= What to produce =
Search the data below for the string "serif". Extract every line that contains it.

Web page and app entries
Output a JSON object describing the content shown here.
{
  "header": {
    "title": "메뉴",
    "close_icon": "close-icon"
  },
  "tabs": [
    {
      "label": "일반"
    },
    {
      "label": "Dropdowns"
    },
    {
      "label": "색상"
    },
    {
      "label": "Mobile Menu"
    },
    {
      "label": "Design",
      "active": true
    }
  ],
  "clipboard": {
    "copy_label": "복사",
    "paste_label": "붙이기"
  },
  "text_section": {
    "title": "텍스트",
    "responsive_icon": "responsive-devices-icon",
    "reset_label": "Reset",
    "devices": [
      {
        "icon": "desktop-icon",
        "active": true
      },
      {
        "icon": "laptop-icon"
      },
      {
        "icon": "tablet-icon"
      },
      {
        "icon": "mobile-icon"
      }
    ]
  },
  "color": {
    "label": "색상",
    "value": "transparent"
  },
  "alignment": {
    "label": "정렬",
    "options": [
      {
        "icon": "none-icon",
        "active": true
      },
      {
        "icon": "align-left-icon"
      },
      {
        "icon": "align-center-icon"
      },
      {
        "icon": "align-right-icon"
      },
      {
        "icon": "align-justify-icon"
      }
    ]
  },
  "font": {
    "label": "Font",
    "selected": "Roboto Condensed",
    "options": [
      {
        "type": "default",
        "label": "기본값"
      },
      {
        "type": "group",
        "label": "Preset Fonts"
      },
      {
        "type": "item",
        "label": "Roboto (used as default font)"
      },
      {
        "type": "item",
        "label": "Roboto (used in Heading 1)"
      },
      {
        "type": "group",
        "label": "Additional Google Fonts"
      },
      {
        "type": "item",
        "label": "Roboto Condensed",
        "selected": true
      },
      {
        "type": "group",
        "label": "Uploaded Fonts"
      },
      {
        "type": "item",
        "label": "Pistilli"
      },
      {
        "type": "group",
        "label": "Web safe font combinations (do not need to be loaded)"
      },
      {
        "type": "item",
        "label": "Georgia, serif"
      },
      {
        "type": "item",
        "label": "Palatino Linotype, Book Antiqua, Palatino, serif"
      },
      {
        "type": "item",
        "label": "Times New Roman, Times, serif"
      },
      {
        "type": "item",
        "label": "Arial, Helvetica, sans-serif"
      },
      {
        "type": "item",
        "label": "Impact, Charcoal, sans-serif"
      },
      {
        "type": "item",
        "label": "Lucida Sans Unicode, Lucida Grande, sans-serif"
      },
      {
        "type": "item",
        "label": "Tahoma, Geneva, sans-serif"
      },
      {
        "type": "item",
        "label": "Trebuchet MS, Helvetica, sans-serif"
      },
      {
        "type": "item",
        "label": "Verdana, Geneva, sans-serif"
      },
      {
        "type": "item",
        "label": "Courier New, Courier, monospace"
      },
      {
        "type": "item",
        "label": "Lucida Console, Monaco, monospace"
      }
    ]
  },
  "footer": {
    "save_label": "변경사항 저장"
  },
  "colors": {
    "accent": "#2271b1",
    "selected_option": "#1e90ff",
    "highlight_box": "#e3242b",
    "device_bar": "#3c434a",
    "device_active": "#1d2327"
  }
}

= Answer to this task =
        "label": "Georgia, serif"
        "label": "Palatino Linotype, Book Antiqua, Palatino, serif"
        "label": "Times New Roman, Times, serif"
        "label": "Arial, Helvetica, sans-serif"
        "label": "Impact, Charcoal, sans-serif"
        "label": "Lucida Sans Unicode, Lucida Grande, sans-serif"
        "label": "Tahoma, Geneva, sans-serif"
        "label": "Trebuchet MS, Helvetica, sans-serif"
        "label": "Verdana, Geneva, sans-serif"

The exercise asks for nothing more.